Every year around winter time people get worried about Vitamin D, they read it somewhere or hear others talk about it. So what is it all about? Symptoms of Vitamin D deficiency can be very subtle and that is why you should take this very serious. You might lack it and not know, better keep on reading and check for yourself.
Some „technical“ info about Vitamin D
Vitamin D functions as a hormone. There are two major forms:
– vitamin D2 – found in fungi, plants, fortified foods, supplements
– vitamin D3 – synthesized in our skin when exposed to UVB light, found in animals, fortified foods and supplements
Vitamin D regulates over 200 genes in our body, it activates genes by binding to vitamin D receptors of cells, it regulates calcium and phosphorus levels in the blood (important for bone growth and remodeling), acts as an immune modulator (to suppress the immune system and fight rheumatoid arthritis, lupus, and multiple sclerosis) and activates the immune system to fight cancer and infections.
The synthesis in our skin requires exposure to UVB light at certain wave lengths (270-300 nanometers). It gets processed in the liver (to 25-hydroxy vitamin D), then processed again in the kidney (to 1,25 dihydroxy vitamin D). The balance of UVA/UVB depends on time of day, early and late in the day there is only UVA around. More UVB is available close to solar noon. The balance changes with latitude, time of day, season of year (all reflected in UV index). Avoid skin exposure when UV index is less than 3.
Vitamin D is measured by levels of 25(OH)D(calcidiol). A normal level ranges from 20-70 ng/mL, a deficiency means calcidiol level
sun exposure – where and how long to get it
The best source to get Vitamin D is sunlight exposure when the UV index is 3 or greater. An adequate exposure means: 50-75% of skin is exposed, best time is between 10:30 AM and 2-3 PM, with a UV index of 3 or higher. After maximum UV exposure, additional vitamin D produced is degraded. Other sources: supplementation for vegans or foods like cod liver oil. The UV index is an international standard measurement of the strength of UV radiation from the sun. A prediction of UV intensity when the sun is highest (a 2-4 hour period surrounding solar noon). Its purpose is to help protect people from UV light.
In the table you can see the time you can spend depending on your skin type and the current UV index. On the iPhone weather app you can see the current UV index when you scroll all the way down to the bottom. Please note: if you are 50 or older you need double exposure time.
On another note: it might seem a little confusing that darker colored skin needs longer but as we also know dark-colored skinned people can stay longer in the sun so this makes sense with the Vitamin D consumption of different skin types.
Deficiency and toxicity

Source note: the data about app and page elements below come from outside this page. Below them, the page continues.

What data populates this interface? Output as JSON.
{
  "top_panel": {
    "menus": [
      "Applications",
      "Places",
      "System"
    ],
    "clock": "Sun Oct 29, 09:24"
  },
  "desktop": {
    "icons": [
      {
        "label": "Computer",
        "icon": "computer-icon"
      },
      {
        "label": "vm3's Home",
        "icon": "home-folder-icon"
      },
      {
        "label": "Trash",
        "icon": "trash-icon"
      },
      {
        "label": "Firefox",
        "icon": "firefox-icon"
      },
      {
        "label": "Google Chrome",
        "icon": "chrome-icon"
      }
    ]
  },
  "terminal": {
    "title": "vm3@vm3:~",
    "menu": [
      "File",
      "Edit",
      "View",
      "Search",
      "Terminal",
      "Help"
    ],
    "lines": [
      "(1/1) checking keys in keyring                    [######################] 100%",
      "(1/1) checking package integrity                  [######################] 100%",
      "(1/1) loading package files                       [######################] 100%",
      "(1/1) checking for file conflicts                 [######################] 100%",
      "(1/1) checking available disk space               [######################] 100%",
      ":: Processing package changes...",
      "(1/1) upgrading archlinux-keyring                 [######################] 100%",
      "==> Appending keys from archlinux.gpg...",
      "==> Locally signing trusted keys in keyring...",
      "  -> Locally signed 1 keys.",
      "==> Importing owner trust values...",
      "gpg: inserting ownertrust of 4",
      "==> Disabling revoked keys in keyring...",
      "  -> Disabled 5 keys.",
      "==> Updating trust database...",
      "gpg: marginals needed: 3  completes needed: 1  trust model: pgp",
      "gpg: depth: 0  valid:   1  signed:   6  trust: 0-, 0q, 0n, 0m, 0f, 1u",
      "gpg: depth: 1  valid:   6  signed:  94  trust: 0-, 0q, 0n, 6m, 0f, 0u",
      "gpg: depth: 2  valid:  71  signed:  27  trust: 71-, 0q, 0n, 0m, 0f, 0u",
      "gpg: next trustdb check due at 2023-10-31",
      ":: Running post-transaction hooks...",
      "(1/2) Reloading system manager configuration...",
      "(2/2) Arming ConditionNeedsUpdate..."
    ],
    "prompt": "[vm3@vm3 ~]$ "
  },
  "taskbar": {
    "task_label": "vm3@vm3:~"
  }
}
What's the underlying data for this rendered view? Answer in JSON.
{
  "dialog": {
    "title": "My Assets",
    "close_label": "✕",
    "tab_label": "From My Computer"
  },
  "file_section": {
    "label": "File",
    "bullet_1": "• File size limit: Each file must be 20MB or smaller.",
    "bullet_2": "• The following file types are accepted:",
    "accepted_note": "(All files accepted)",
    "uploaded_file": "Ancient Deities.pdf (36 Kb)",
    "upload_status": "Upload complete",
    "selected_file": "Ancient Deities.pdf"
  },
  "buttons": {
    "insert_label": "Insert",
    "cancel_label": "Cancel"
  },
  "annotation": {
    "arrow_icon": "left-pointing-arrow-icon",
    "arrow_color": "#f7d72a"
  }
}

A Vitamin D deficiency can contribute to diseases and disorders like myalgias, cancer, diabetes, high blood pressure, congestive heart failure, impaired bone mineralization (leading to rickets), osteoporosis, autoimmune conditions (rheumatoid arthritis, multiple sclerosis, lupus), depression and seasonal affective disorder (SAD). Inadequate sunlight exposure stemming from geography, time in the sun, sunscreen can contribute to Vitamin D deficiency as well as diseases of liver and kidneys and obesity.
Dark skinned people, older people and obese people have a higher risk of developing a Vitamin D deficiency.
If you wonder if you can get vitamin D toxicity – Upper limit considered safe for a healthy adult: 250 micrograms or 10,000 IU/day. Overexposure to sunlight cannot cause toxicity; supplementation can. That’s why supplements should be administered under physician supervision.
UV light can damage cellular DNA (skin cancer risk). Some sun exposure may actually be protective against cancer. But burning is probably cancer-promoting, but no sun exposure seems to be too. Studies showed a healthy middle way might be the best solution. As a „healthy middle way“ recommendation get adequate sun exposure based on the UV index and skin type, then use a “barrier method” (sun block, shirts, hats, etc.).
In case you like tanning booths please note: they’re not all the same because they may use UVA, UVB, UVC light bulbs. Only bulbs that utilize UVB light have any potential benefit. The natural ratio of UVA:UVB light from the sun ranges from 10:1 to 20:12; tanning bulbs may go as high as 100:1 !!! You better ask in the tanning salon, if the person there does not know kindly ask to get that information, it is your body, your life, your health. An adequate (not excessive) sunlight exposure is best for safe accumulation of Vitamin D.
Vitamin D is essential for your health. A Vitamin D deficiency means a deficiency in sunlight exposure. Low levels of Vitamin D have been associated with multiple diseases.
The best way to get Vitamin D is from sunlight, get it whenever it is possible. Get advice from your doctor in case you would like to supplement or if you think you wont get enough sunlight. There are no studies yet showing raising levels with supplements will bring the same level of health as natural exposure.
Read more here: http://epa.gov/sunwise/uvindex.html
All of this is of course a summary edited for an easier understanding of a way more complex topic. More technical terms are always possible but way too confusing. In case you don’t understand something feel free to contact me in the comment section.